## [TRY IT]
Report the count of lines holding "number" in the records, with no other words.

## [EXERCISE DATA]
<<<<

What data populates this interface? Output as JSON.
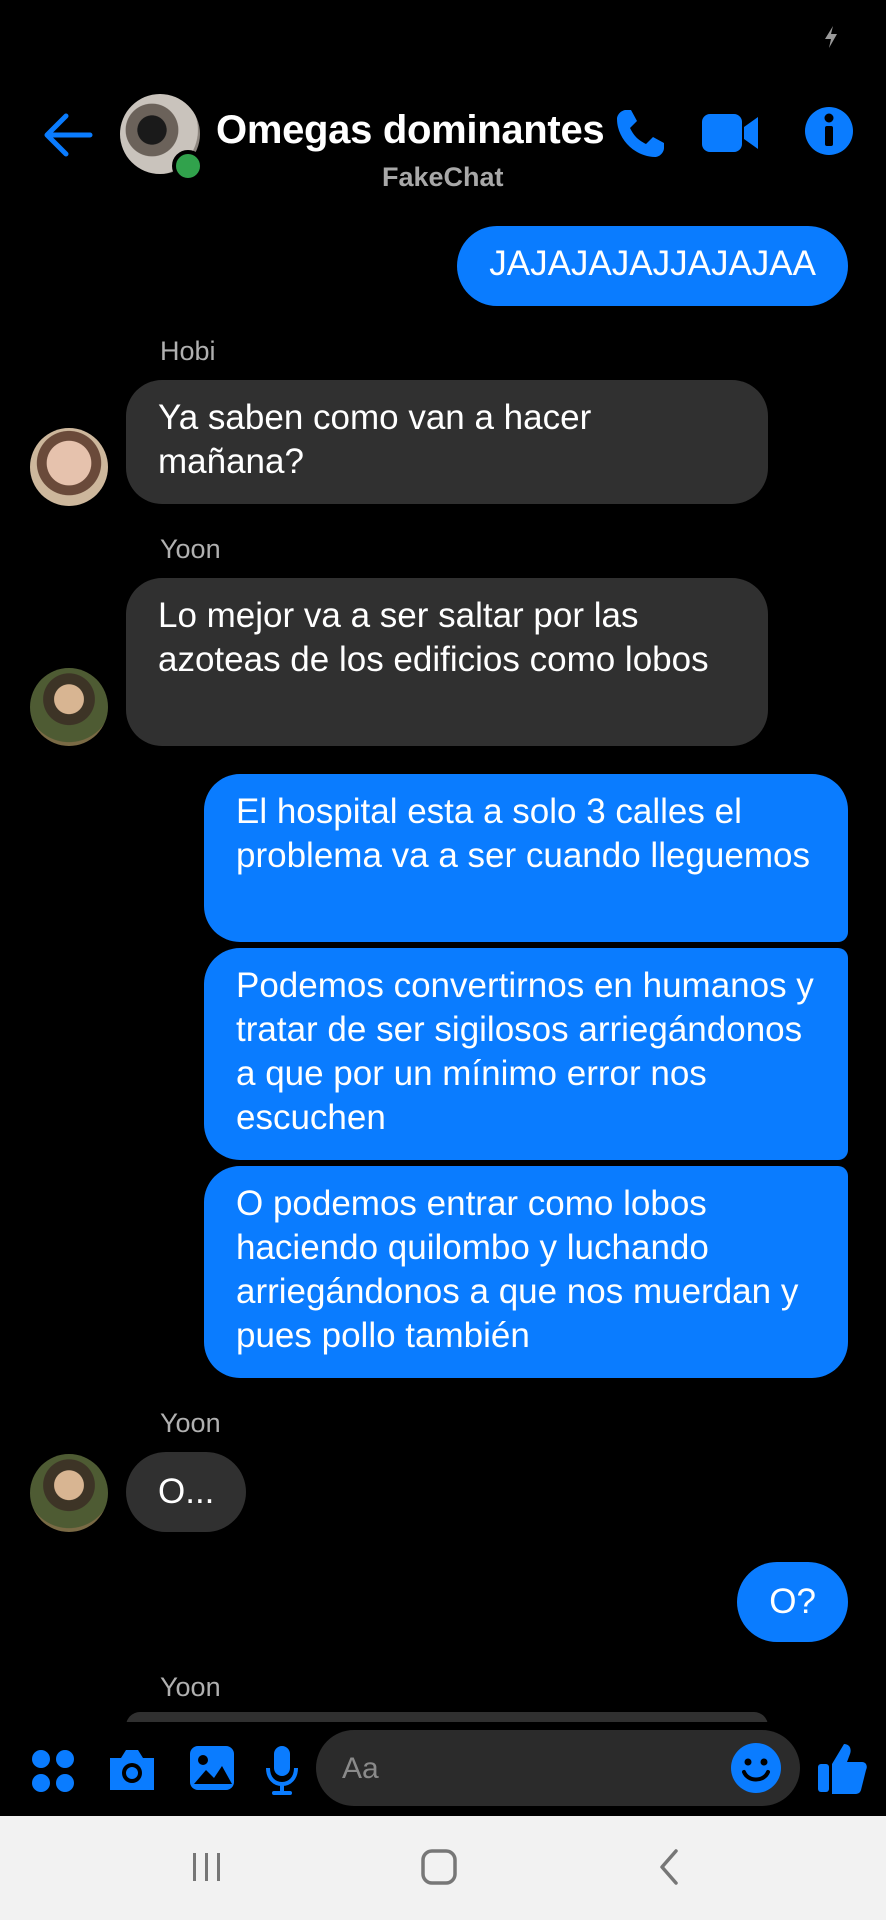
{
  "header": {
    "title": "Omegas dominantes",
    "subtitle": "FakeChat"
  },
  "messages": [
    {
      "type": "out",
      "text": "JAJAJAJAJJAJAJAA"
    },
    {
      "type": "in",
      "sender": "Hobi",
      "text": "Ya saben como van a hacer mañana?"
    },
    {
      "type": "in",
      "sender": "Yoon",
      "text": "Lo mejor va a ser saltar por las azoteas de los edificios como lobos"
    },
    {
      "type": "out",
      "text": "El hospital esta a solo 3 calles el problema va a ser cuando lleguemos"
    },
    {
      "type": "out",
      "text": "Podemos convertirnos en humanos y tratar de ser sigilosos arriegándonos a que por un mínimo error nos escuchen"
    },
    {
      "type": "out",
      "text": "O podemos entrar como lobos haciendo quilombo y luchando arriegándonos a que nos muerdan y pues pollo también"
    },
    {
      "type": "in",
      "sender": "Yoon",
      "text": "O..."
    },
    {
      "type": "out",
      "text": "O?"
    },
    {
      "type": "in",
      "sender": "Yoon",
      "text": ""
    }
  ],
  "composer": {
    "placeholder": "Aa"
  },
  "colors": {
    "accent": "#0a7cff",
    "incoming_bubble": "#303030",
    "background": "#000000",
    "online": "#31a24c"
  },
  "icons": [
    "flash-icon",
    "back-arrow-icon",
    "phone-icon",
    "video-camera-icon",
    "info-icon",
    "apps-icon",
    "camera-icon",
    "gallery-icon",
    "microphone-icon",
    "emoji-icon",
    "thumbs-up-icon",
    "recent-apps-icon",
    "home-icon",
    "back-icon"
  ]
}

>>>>
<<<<

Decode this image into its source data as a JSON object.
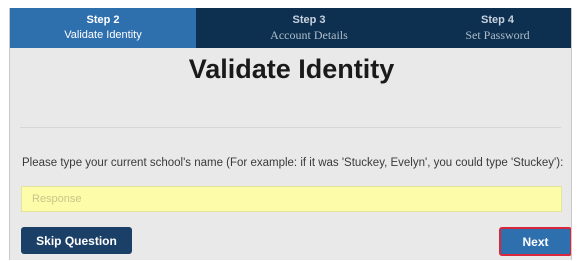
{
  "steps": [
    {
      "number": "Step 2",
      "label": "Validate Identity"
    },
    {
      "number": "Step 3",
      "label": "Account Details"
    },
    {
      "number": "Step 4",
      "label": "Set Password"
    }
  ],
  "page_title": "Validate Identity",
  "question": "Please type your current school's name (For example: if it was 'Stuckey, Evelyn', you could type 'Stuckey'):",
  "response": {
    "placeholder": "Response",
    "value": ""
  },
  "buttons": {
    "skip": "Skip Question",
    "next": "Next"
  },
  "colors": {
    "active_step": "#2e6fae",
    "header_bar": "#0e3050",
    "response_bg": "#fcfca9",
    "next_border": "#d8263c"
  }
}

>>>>
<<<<

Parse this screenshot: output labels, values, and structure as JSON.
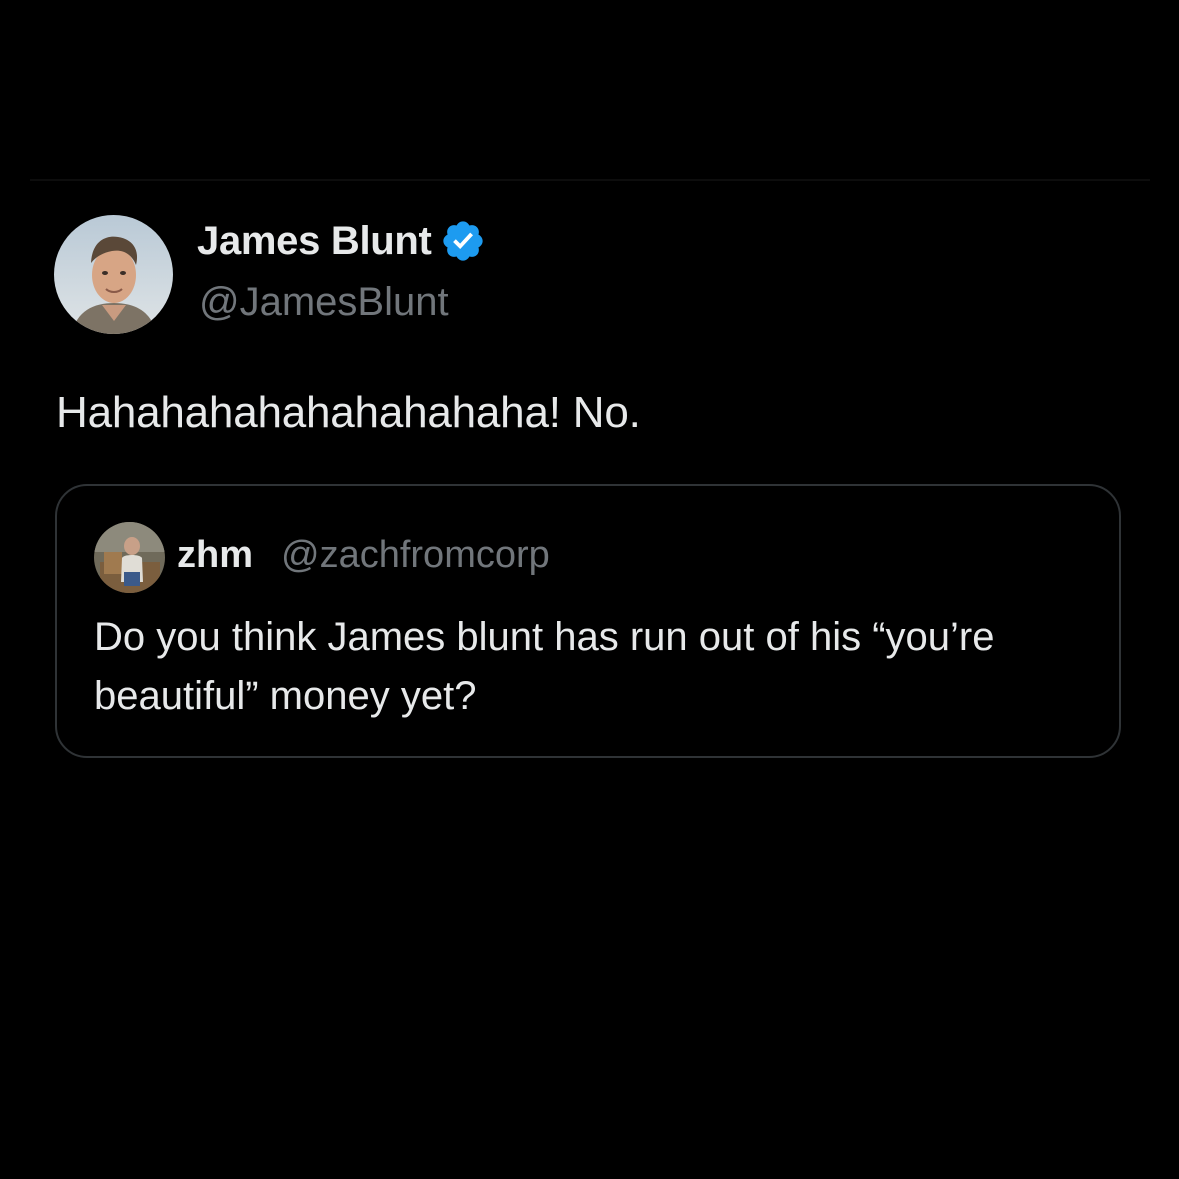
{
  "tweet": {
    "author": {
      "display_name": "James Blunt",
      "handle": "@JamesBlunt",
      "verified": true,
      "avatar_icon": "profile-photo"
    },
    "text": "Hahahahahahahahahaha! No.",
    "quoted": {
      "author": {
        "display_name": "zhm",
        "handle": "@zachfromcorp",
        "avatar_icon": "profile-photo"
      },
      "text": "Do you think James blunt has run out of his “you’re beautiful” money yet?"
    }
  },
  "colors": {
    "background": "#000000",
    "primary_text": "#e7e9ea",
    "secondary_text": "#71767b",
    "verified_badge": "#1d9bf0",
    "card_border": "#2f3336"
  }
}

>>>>

## [ANSWER TO THE PROBLEM]
3